Exercise goal.
For the entries below, report every line that includes the word "html".

Supplied records.
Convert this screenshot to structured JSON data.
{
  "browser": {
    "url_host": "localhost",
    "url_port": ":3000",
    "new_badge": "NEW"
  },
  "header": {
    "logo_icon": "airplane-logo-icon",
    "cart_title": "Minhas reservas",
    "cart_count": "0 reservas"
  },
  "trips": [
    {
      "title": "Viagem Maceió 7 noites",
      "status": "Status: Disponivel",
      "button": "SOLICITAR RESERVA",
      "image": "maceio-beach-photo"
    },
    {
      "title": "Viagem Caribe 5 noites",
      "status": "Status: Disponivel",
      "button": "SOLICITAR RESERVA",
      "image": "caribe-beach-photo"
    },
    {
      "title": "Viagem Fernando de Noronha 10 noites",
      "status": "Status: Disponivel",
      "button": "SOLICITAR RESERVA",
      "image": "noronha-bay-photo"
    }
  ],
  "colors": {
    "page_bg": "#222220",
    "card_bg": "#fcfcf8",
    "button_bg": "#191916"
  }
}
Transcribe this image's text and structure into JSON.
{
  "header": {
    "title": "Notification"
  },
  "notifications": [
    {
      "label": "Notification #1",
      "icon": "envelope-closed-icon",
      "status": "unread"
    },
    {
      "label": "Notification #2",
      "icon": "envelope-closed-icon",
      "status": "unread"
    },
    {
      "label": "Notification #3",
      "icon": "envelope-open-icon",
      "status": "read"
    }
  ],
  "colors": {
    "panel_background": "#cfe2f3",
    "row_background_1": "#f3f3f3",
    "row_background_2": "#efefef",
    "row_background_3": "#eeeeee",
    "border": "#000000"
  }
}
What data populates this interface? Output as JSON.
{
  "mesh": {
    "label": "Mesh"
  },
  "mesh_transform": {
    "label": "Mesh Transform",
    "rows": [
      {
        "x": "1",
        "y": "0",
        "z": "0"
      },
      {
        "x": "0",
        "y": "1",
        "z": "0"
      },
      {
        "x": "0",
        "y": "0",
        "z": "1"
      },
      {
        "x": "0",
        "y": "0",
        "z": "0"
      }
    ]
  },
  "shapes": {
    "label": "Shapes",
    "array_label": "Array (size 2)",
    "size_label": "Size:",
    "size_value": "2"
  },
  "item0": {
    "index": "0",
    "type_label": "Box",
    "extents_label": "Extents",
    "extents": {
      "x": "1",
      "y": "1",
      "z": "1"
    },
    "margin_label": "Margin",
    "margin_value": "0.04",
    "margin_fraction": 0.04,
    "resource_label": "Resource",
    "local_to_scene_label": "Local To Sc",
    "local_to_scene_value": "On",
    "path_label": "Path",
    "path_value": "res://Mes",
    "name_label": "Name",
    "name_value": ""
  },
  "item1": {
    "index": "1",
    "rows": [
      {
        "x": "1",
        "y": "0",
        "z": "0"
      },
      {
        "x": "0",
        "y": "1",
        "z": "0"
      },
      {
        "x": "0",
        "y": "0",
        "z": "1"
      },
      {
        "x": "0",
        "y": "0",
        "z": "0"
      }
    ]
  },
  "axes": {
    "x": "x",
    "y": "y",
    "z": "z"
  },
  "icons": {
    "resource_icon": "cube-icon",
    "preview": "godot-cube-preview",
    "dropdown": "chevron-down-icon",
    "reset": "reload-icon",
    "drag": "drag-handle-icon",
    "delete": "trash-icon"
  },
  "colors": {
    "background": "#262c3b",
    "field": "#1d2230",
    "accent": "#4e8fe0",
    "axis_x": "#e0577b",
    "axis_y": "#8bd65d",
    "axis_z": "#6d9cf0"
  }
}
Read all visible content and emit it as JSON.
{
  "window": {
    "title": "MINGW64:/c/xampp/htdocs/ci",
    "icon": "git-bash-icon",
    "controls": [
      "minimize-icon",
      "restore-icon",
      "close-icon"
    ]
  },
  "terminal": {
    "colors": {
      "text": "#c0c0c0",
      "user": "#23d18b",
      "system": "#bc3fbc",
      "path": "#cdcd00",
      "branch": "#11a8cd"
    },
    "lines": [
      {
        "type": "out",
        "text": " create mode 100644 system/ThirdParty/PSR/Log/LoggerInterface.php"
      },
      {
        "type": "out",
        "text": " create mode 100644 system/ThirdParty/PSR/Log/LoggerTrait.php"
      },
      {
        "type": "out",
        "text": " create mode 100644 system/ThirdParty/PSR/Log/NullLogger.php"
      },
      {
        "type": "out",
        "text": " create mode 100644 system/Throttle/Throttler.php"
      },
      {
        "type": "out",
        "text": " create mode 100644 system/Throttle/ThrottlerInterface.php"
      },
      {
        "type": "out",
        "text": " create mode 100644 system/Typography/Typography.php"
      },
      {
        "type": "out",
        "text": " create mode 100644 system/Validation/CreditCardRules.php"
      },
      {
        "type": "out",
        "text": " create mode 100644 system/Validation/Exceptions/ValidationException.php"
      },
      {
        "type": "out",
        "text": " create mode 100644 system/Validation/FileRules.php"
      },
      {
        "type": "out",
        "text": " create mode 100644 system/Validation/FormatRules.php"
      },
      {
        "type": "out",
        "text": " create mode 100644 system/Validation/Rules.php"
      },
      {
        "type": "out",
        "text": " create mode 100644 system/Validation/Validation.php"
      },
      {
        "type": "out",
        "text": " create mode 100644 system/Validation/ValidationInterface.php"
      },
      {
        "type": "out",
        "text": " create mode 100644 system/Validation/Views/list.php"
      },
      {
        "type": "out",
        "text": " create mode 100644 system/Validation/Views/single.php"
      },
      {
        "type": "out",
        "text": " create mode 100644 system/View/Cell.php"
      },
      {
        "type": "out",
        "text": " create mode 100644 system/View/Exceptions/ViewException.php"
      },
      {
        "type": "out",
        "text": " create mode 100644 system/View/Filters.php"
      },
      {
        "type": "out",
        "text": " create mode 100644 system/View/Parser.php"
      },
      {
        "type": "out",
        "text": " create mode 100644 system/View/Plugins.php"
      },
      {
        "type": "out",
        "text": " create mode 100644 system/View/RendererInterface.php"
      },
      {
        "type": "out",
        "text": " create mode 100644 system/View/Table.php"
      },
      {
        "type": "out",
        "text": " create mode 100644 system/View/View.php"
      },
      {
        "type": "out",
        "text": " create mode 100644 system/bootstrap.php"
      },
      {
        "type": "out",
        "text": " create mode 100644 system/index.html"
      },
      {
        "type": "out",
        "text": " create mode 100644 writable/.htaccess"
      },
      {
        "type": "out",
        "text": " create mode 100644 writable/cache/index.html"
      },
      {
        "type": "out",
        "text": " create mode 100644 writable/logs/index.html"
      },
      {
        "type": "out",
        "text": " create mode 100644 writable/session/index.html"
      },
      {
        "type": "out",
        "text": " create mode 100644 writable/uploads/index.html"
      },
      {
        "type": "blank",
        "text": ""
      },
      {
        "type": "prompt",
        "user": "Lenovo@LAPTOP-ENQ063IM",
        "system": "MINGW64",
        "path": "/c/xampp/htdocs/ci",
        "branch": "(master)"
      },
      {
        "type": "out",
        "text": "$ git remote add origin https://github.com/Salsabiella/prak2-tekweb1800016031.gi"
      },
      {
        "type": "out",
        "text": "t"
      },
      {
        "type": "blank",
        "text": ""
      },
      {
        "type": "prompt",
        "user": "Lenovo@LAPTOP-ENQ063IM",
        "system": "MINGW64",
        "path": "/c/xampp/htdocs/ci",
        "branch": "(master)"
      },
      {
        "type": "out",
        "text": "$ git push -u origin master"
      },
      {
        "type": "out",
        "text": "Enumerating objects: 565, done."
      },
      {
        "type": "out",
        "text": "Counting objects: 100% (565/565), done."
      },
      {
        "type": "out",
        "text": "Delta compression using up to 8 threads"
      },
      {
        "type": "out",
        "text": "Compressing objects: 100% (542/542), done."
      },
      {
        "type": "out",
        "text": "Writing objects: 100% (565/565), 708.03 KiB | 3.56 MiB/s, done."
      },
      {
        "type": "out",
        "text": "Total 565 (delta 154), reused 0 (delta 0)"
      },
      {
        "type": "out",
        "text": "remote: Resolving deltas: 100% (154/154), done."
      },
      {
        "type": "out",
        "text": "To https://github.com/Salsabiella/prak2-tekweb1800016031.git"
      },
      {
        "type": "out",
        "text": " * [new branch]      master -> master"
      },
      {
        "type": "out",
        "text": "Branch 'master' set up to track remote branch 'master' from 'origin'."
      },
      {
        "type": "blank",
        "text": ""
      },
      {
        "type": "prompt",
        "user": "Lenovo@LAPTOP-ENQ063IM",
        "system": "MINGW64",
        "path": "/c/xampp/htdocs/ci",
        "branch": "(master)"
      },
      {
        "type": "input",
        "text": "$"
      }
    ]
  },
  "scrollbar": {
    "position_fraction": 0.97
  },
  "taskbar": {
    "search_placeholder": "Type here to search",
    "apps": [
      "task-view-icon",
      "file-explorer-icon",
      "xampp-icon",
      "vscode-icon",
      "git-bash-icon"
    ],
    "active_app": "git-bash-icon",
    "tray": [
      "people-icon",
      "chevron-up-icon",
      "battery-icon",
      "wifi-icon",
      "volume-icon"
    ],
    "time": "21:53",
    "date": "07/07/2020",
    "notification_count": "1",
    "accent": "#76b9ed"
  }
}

Worked solution.
        "text": " create mode 100644 system/index.html"
        "text": " create mode 100644 writable/cache/index.html"
        "text": " create mode 100644 writable/logs/index.html"
        "text": " create mode 100644 writable/session/index.html"
        "text": " create mode 100644 writable/uploads/index.html"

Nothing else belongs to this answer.